Now I’m not saying this was Hayek’s view. But I am saying it doesn’t seem incompatible with his view. It certainly doesn’t follow that appealing to principles of natural justice commits one to the kind of “rationalistic pseudo-individualism” that Hayek accused the French and Continental writers of.
Consider the following remark that Hayek makes in Two Types of Individualism, “the fundamental attitude of true individualism is one of humility toward the processes by which mankind has achieved things which have not been designed or understood by any individual and are indeed greater than individual minds.” Does valuing humility in this sense entail taking some sort of deference to undesigned orders? Only if Hayek’s “Utopia” and humility are mutually exclusive. But I see no reason to think that’s true.
One’s vision for society; one’s independent justifications for a given policy mustn’t lack humility (otherwise we find ourselves caught in Hayek’s collectivist Rationalism). But we can incorporate concerns for humility regarding the spontaneous orders of society into our “Utopias.” In fact, I would argue that is what Hayek himself did (though I think many of his policy proposals actually fail the test, but that’s an argument for another day).

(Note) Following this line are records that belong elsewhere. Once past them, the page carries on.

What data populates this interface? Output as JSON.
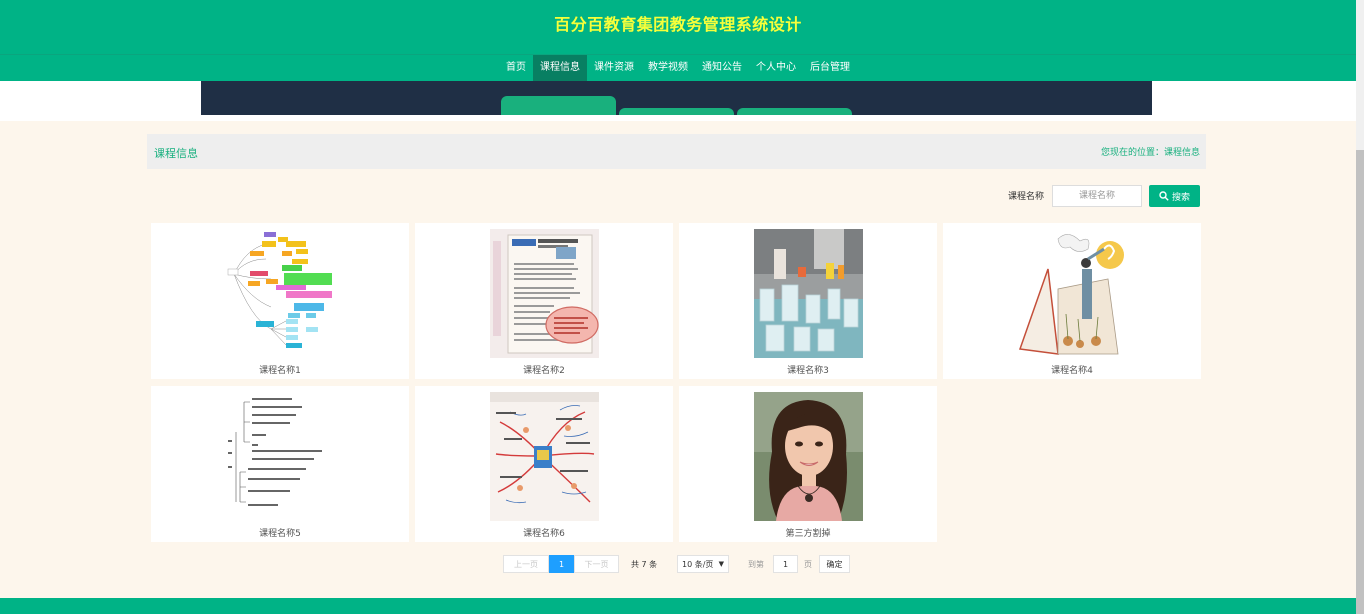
{
  "site_title": "百分百教育集团教务管理系统设计",
  "nav": [
    {
      "label": "首页",
      "active": false
    },
    {
      "label": "课程信息",
      "active": true
    },
    {
      "label": "课件资源",
      "active": false
    },
    {
      "label": "教学视频",
      "active": false
    },
    {
      "label": "通知公告",
      "active": false
    },
    {
      "label": "个人中心",
      "active": false
    },
    {
      "label": "后台管理",
      "active": false
    }
  ],
  "breadcrumb": {
    "title": "课程信息",
    "location": "您现在的位置：课程信息"
  },
  "search": {
    "label": "课程名称",
    "placeholder": "课程名称",
    "button": "搜索"
  },
  "courses": [
    {
      "title": "课程名称1",
      "image": "mind-map-colorful"
    },
    {
      "title": "课程名称2",
      "image": "english-textbook-page"
    },
    {
      "title": "课程名称3",
      "image": "laboratory-glassware"
    },
    {
      "title": "课程名称4",
      "image": "book-illustration"
    },
    {
      "title": "课程名称5",
      "image": "outline-diagram"
    },
    {
      "title": "课程名称6",
      "image": "hand-drawn-mind-map"
    },
    {
      "title": "第三方割掉",
      "image": "woman-portrait"
    }
  ],
  "pagination": {
    "prev": "上一页",
    "current": "1",
    "next": "下一页",
    "total": "共 7 条",
    "page_size": "10 条/页",
    "goto_label": "到第",
    "goto_value": "1",
    "page_unit": "页",
    "confirm": "确定"
  },
  "colors": {
    "primary": "#00b386",
    "title": "#f6ff3a",
    "active_nav": "#087f62",
    "page_bg": "#fdf6ec",
    "pager_active": "#1e9fff"
  }
}
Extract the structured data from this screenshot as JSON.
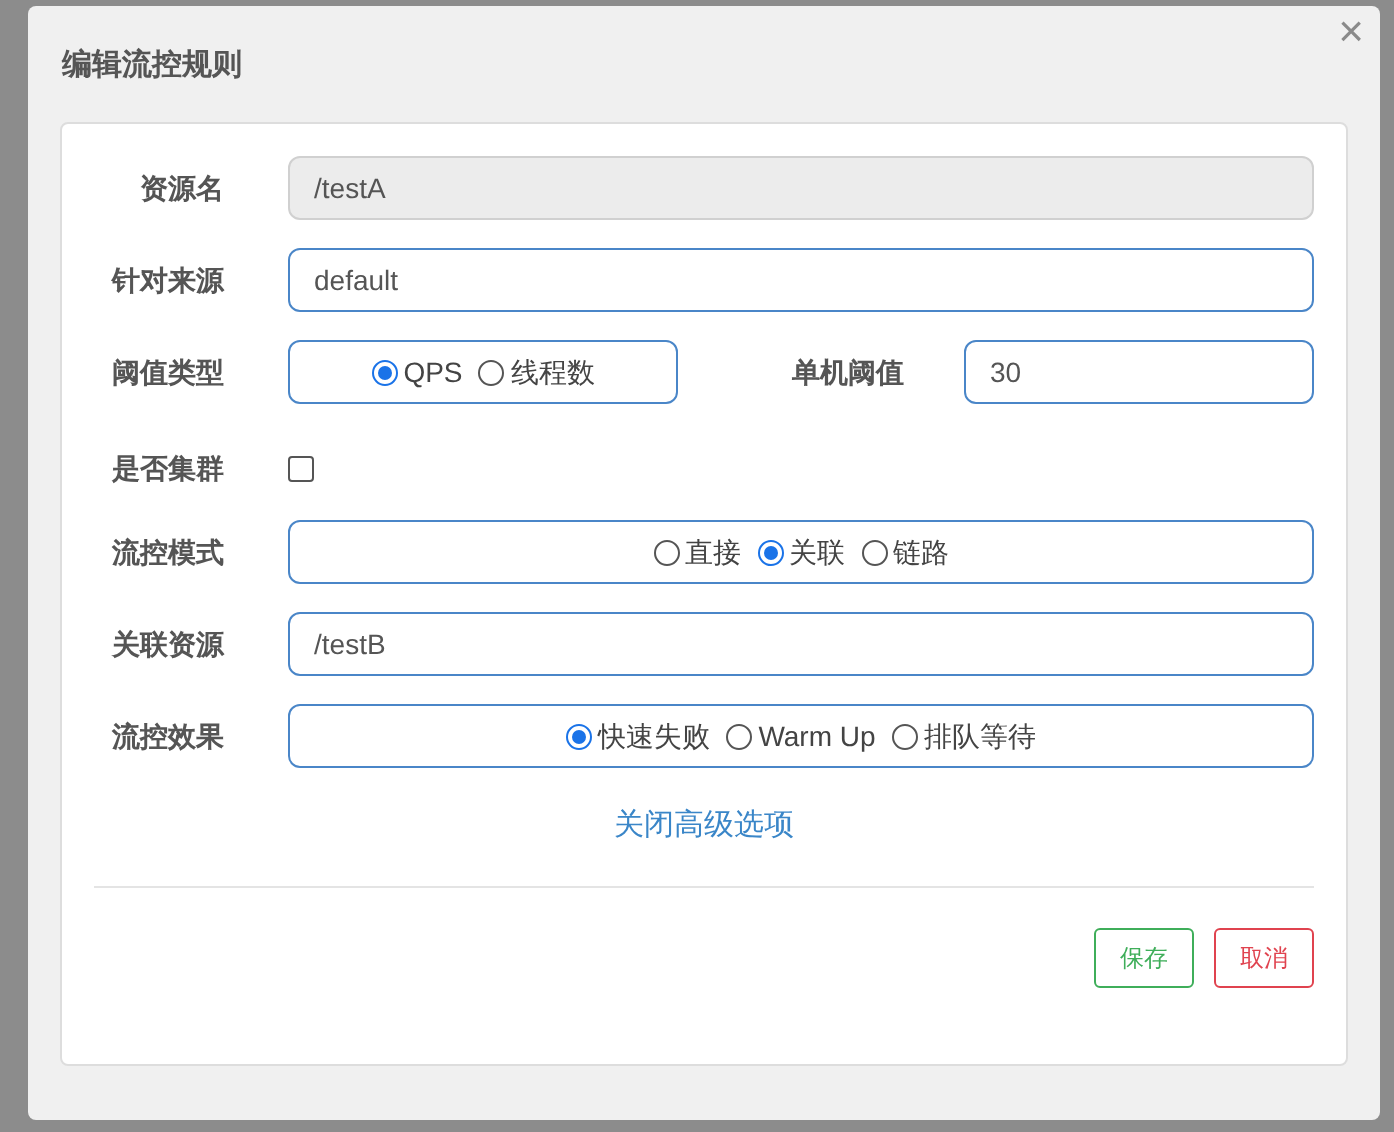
{
  "dialog": {
    "title": "编辑流控规则",
    "close": "×"
  },
  "fields": [
    {
      "kind": "input",
      "label": "资源名",
      "value": "/testA",
      "disabled": true
    },
    {
      "kind": "input",
      "label": "针对来源",
      "value": "default",
      "disabled": false
    },
    {
      "kind": "radio_input",
      "label": "阈值类型",
      "options": [
        {
          "label": "QPS",
          "selected": true
        },
        {
          "label": "线程数",
          "selected": false
        }
      ],
      "label_2": "单机阈值",
      "value": "30"
    },
    {
      "kind": "checkbox",
      "label": "是否集群",
      "checked": false
    },
    {
      "kind": "radio",
      "label": "流控模式",
      "options": [
        {
          "label": "直接",
          "selected": false
        },
        {
          "label": "关联",
          "selected": true
        },
        {
          "label": "链路",
          "selected": false
        }
      ]
    },
    {
      "kind": "input",
      "label": "关联资源",
      "value": "/testB",
      "disabled": false
    },
    {
      "kind": "radio",
      "label": "流控效果",
      "options": [
        {
          "label": "快速失败",
          "selected": true
        },
        {
          "label": "Warm Up",
          "selected": false
        },
        {
          "label": "排队等待",
          "selected": false
        }
      ]
    }
  ],
  "advanced_link": "关闭高级选项",
  "buttons": [
    {
      "label": "保存",
      "kind": "save"
    },
    {
      "label": "取消",
      "kind": "cancel"
    }
  ]
}
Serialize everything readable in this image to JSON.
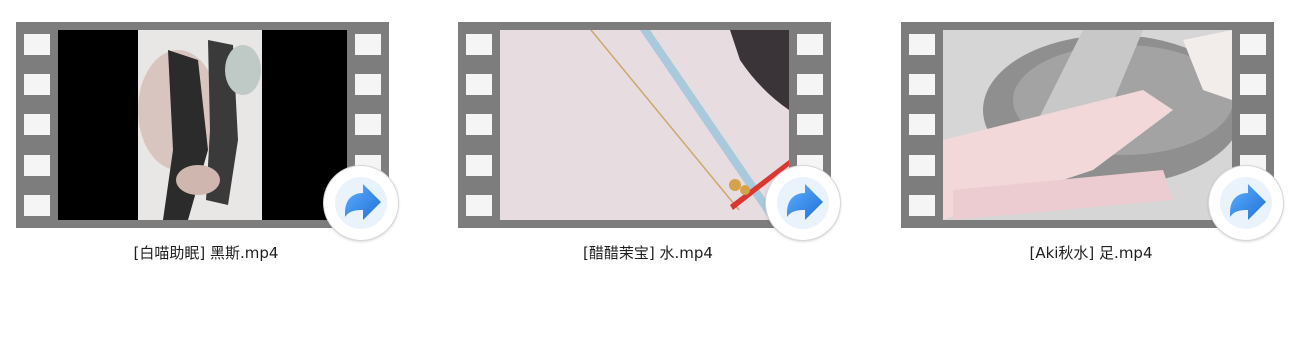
{
  "files": [
    {
      "name": "[白喵助眠] 黑斯.mp4",
      "icon": "video-thumbnail-icon",
      "overlay_icon": "share-arrow-icon"
    },
    {
      "name": "[醋醋茉宝] 水.mp4",
      "icon": "video-thumbnail-icon",
      "overlay_icon": "share-arrow-icon"
    },
    {
      "name": "[Aki秋水] 足.mp4",
      "icon": "video-thumbnail-icon",
      "overlay_icon": "share-arrow-icon"
    }
  ],
  "colors": {
    "filmstrip": "#7d7d7d",
    "share_badge_blue": "#2f86e8"
  }
}
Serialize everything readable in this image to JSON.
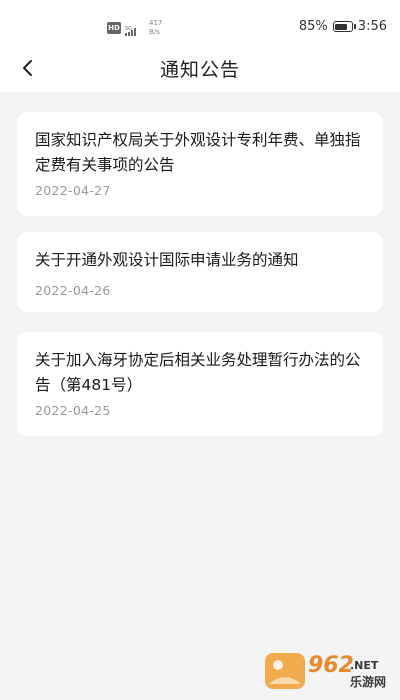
{
  "status_bar": {
    "badge": "HD",
    "signal_label": "5G",
    "net_speed_value": "417",
    "net_speed_unit": "B/s",
    "battery": "85%",
    "battery_level": 0.85,
    "time": "3:56"
  },
  "nav": {
    "title": "通知公告",
    "back_icon": "chevron-left-icon"
  },
  "notices": [
    {
      "title": "国家知识产权局关于外观设计专利年费、单独指定费有关事项的公告",
      "date": "2022-04-27"
    },
    {
      "title": "关于开通外观设计国际申请业务的通知",
      "date": "2022-04-26"
    },
    {
      "title": "关于加入海牙协定后相关业务处理暂行办法的公告（第481号）",
      "date": "2022-04-25"
    }
  ],
  "watermark": {
    "brand_number": "962",
    "brand_suffix": ".NET",
    "brand_name": "乐游网"
  }
}
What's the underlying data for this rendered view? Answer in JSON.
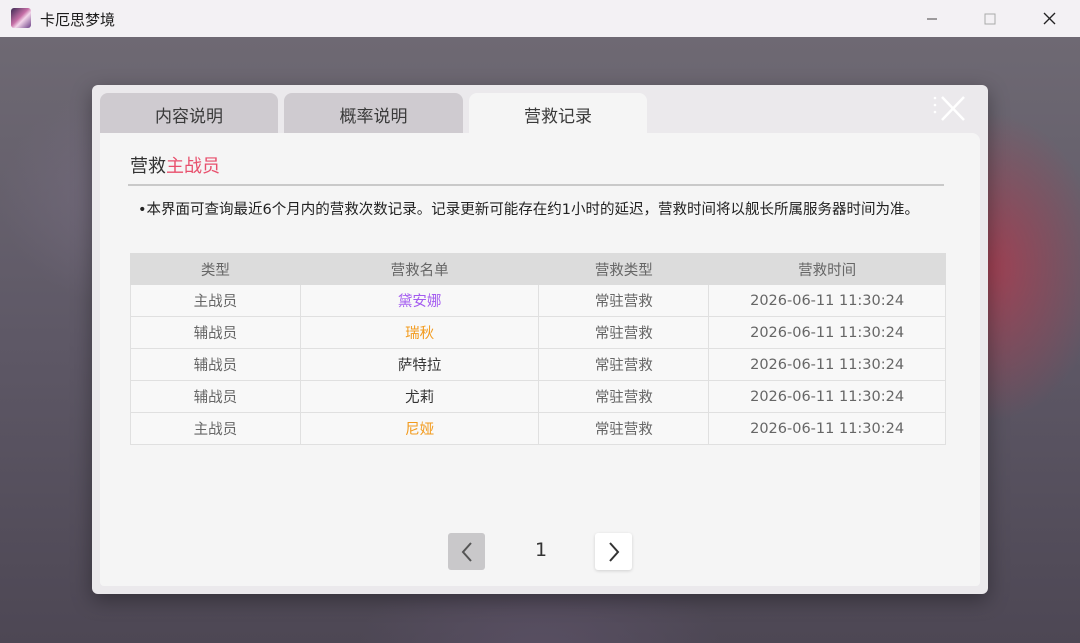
{
  "window": {
    "title": "卡厄思梦境",
    "app_icon": "app-icon"
  },
  "tabs": [
    {
      "label": "内容说明",
      "active": false
    },
    {
      "label": "概率说明",
      "active": false
    },
    {
      "label": "营救记录",
      "active": true
    }
  ],
  "section": {
    "title_prefix": "营救",
    "title_highlight": "主战员",
    "accent_color": "#e8506d"
  },
  "notice": "•本界面可查询最近6个月内的营救次数记录。记录更新可能存在约1小时的延迟，营救时间将以舰长所属服务器时间为准。",
  "table": {
    "headers": [
      "类型",
      "营救名单",
      "营救类型",
      "营救时间"
    ],
    "rows": [
      {
        "type": "主战员",
        "name": "黛安娜",
        "name_color": "#a45cf0",
        "rescue_type": "常驻营救",
        "time": "2026-06-11 11:30:24"
      },
      {
        "type": "辅战员",
        "name": "瑞秋",
        "name_color": "#f29a1c",
        "rescue_type": "常驻营救",
        "time": "2026-06-11 11:30:24"
      },
      {
        "type": "辅战员",
        "name": "萨特拉",
        "name_color": "#333333",
        "rescue_type": "常驻营救",
        "time": "2026-06-11 11:30:24"
      },
      {
        "type": "辅战员",
        "name": "尤莉",
        "name_color": "#333333",
        "rescue_type": "常驻营救",
        "time": "2026-06-11 11:30:24"
      },
      {
        "type": "主战员",
        "name": "尼娅",
        "name_color": "#f29a1c",
        "rescue_type": "常驻营救",
        "time": "2026-06-11 11:30:24"
      }
    ]
  },
  "pagination": {
    "current_page": "1",
    "prev_icon": "chevron-left-icon",
    "next_icon": "chevron-right-icon"
  }
}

Remember that not all spontaneous orders are just by our usual standards of fairness and equity. Opposing unjust orders, even spontaneous ones, need not be guilty of lacking the humility that Hayek stressed. One can acknowledge the limits of one’s own mind in the grand scheme of a complex society and also reasonably believe a given order is unjust by independent standards of justice. While those independent standards need to be tempered by Hayekian Humility, they still need to be independent, lest they fail to be actual justifications and not mere question-begging. Otherwise, we couldn’t even express preferences and judgements about policies. We would have no ground to stand on without our Utopias. But our Utopias, themselves, need to account for humility in order to be more than mere good intentions.
Hayek realized, more than anyone, the need to acknowledge the limits to one’s own mind and comprehensive powers. But he also realized political philosophy is nothing of the sort without independent standards for justification, which can themselves be continually refined and changed in light of new information and so, held with a sense of Hayekan Humility. While our “Utopias” are constrained by concerns for humility, they are, themselves, presuppositions of any political debate at all. We need them just as much as we need to grasp the notion of undesigned orders generally.
* There isn’t.